• Exercise directions
In the listing below, locate the lines bearing the word "conda". Copy every one of them.

"""

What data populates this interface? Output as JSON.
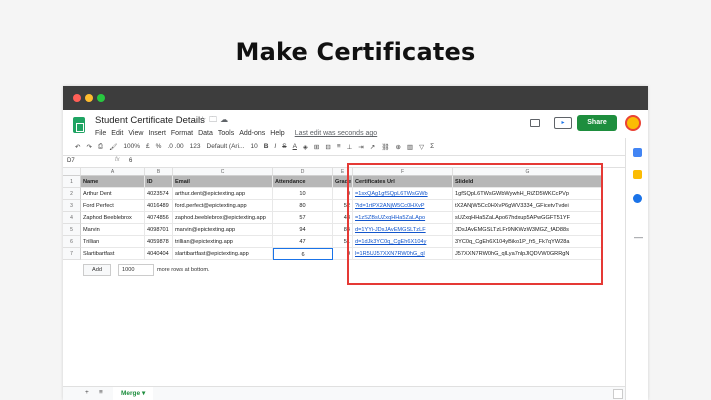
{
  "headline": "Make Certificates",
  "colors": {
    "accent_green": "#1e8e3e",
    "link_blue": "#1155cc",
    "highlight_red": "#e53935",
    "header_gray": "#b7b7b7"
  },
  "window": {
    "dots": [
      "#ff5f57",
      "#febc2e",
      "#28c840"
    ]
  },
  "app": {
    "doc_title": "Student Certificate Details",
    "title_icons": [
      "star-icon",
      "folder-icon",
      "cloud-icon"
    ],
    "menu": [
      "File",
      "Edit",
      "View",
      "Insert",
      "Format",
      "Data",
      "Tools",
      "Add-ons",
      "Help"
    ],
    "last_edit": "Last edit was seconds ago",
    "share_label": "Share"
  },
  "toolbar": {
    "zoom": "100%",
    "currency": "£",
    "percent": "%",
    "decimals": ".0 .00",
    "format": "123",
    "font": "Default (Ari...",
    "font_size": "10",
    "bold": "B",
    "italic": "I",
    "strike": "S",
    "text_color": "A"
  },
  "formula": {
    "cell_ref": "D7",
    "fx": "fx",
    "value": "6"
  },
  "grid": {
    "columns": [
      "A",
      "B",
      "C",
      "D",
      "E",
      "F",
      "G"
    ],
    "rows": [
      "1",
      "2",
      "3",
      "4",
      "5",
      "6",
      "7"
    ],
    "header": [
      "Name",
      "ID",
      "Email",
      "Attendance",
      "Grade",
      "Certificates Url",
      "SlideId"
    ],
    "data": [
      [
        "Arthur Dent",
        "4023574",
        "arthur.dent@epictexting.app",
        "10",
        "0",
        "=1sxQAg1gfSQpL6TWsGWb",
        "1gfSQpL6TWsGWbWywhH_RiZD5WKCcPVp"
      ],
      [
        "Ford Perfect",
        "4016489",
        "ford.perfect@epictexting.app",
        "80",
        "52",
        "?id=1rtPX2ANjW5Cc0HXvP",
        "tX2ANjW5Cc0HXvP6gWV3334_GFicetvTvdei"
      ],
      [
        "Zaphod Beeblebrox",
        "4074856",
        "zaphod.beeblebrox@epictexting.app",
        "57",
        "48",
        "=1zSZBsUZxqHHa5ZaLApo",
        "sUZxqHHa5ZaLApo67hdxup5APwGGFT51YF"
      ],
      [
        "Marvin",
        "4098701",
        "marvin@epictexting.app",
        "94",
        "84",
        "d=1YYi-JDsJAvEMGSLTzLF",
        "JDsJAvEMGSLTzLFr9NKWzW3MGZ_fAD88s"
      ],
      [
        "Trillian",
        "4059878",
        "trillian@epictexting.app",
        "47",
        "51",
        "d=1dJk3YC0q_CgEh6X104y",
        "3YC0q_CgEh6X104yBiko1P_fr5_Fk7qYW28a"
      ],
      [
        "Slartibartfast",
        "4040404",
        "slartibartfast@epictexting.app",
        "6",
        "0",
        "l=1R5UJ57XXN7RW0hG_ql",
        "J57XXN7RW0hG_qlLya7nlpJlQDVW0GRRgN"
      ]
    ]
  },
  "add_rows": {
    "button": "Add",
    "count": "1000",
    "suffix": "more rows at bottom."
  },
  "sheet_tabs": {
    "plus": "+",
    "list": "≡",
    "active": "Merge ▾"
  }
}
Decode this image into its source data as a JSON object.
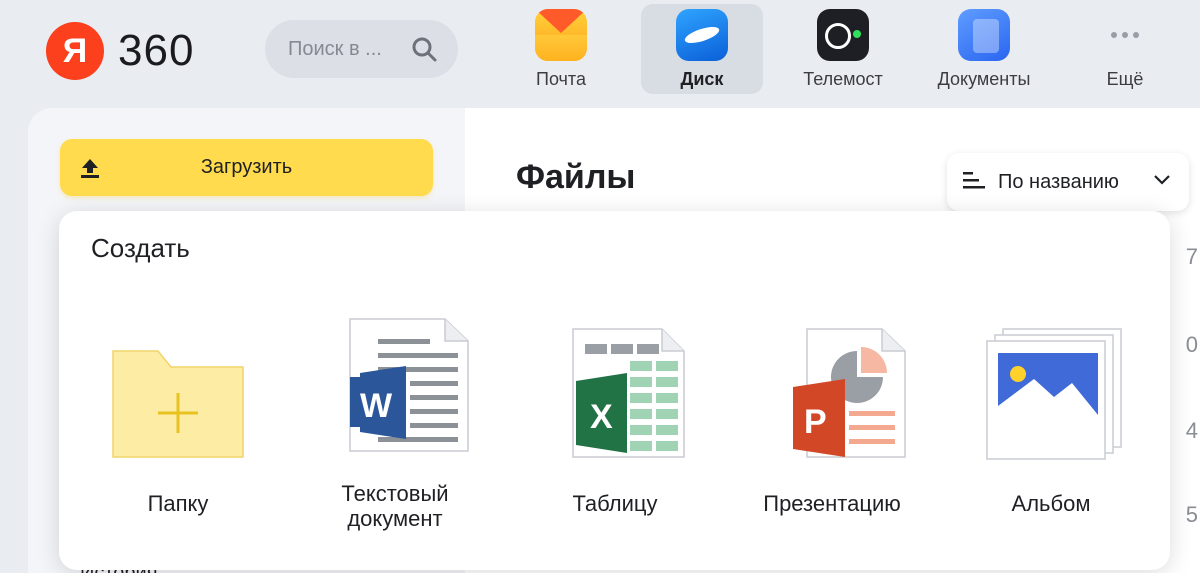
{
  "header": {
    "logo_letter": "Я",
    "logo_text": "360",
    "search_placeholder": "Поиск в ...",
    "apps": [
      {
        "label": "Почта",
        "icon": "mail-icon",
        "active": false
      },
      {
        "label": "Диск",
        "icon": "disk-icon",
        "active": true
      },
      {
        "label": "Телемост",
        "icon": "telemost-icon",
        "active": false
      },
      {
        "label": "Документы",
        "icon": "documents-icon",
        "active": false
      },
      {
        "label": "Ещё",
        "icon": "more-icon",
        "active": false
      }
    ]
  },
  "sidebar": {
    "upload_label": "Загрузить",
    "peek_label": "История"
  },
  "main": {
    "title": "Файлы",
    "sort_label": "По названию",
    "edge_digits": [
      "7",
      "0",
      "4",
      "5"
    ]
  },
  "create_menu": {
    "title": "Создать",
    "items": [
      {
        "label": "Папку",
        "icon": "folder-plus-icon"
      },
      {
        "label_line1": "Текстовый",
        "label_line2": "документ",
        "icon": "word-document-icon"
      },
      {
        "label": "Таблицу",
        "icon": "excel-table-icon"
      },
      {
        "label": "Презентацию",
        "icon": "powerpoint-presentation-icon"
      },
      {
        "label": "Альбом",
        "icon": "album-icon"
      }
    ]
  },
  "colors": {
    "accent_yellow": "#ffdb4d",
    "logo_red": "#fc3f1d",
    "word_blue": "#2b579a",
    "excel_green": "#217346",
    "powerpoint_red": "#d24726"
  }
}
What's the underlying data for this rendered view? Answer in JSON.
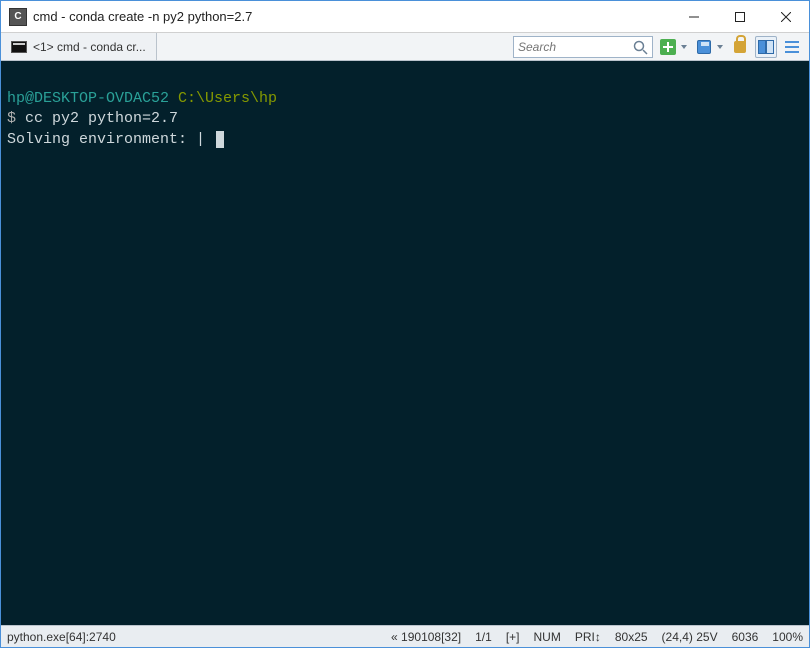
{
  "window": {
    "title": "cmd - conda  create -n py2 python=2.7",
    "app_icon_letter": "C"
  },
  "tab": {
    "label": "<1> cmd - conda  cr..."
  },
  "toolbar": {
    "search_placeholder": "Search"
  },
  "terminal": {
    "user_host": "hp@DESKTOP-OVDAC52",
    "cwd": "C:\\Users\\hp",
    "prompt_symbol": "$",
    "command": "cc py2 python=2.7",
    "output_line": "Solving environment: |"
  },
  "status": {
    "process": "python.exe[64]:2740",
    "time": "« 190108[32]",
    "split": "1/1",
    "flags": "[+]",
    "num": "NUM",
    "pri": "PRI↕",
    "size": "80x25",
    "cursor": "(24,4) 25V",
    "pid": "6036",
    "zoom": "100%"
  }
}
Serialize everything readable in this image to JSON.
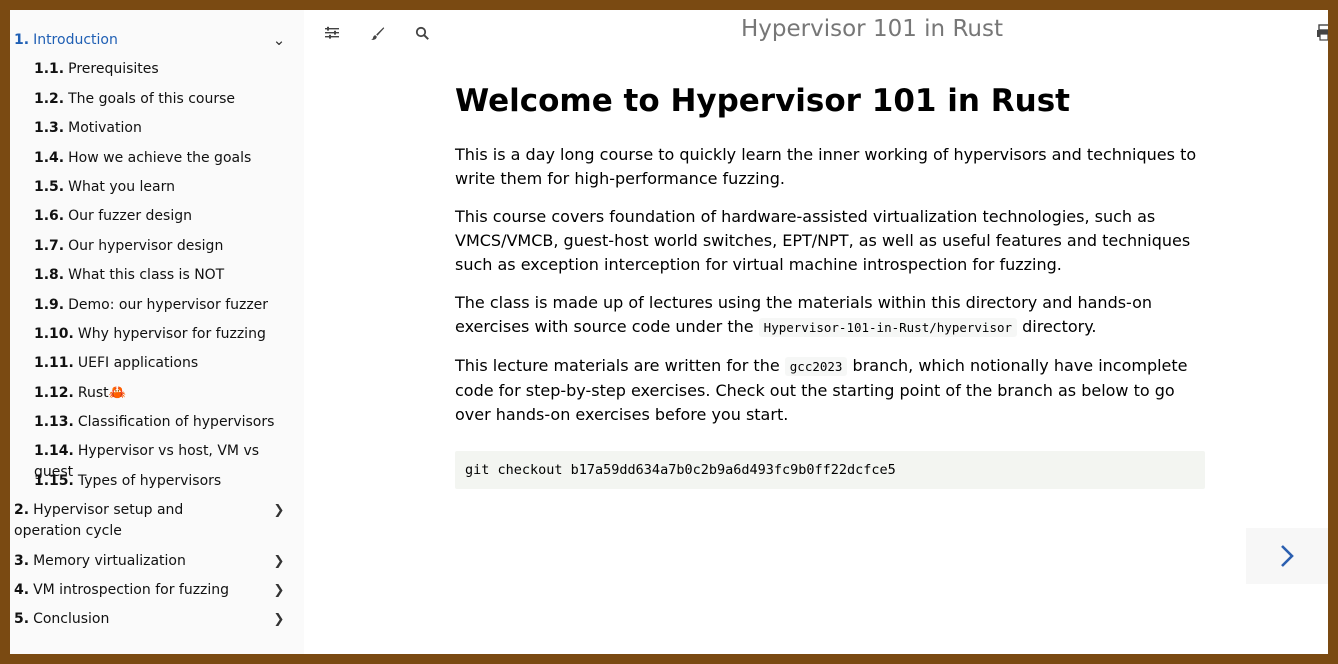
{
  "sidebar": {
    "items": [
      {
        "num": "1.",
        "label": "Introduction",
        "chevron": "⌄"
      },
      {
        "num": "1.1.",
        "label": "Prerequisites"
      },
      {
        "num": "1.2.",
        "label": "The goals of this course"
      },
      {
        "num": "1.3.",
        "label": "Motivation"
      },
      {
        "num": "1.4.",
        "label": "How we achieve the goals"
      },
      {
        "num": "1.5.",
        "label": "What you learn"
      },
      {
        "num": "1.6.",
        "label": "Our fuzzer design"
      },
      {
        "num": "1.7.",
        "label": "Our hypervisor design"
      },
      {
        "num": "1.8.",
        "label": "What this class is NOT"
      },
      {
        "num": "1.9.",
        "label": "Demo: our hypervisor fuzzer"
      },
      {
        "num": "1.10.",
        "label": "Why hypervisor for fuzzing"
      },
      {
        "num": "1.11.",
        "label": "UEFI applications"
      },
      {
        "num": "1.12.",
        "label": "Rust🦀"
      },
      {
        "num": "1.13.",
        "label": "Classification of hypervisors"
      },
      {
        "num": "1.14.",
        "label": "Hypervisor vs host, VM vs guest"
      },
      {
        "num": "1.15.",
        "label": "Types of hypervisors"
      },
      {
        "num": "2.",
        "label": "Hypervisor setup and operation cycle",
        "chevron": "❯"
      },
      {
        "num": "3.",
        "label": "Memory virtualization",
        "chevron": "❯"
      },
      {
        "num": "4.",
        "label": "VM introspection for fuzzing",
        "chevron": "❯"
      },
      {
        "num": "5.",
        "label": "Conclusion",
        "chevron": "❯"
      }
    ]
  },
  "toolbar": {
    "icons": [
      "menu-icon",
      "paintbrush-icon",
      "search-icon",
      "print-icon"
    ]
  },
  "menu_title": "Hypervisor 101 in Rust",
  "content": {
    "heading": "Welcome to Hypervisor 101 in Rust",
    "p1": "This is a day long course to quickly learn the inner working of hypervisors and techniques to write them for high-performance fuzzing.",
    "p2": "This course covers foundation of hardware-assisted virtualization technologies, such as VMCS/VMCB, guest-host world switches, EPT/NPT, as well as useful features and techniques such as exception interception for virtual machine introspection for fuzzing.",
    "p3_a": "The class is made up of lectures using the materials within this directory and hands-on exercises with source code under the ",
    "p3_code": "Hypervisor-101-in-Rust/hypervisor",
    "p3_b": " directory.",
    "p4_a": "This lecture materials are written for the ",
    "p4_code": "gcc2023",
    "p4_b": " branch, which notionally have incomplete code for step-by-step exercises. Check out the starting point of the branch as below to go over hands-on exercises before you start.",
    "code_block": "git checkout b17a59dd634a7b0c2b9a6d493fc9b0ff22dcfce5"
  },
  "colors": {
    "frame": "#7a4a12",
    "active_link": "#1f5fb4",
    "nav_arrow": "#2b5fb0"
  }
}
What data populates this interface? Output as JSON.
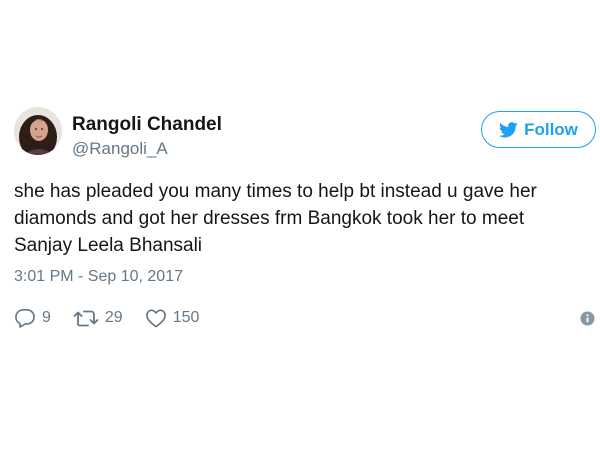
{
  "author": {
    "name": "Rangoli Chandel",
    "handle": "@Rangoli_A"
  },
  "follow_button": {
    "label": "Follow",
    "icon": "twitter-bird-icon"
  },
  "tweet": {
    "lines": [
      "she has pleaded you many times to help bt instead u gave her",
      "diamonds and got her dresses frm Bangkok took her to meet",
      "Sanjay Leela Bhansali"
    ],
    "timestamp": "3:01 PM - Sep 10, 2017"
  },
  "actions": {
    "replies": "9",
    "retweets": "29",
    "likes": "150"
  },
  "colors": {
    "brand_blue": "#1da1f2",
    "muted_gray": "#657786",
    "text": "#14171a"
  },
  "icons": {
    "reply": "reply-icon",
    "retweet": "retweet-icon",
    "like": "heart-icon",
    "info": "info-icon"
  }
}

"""

• Answer to the exercise
    "title": "cmd - conda  create -n py2 python=2.7",
    "label": "<1> cmd - conda  cr..."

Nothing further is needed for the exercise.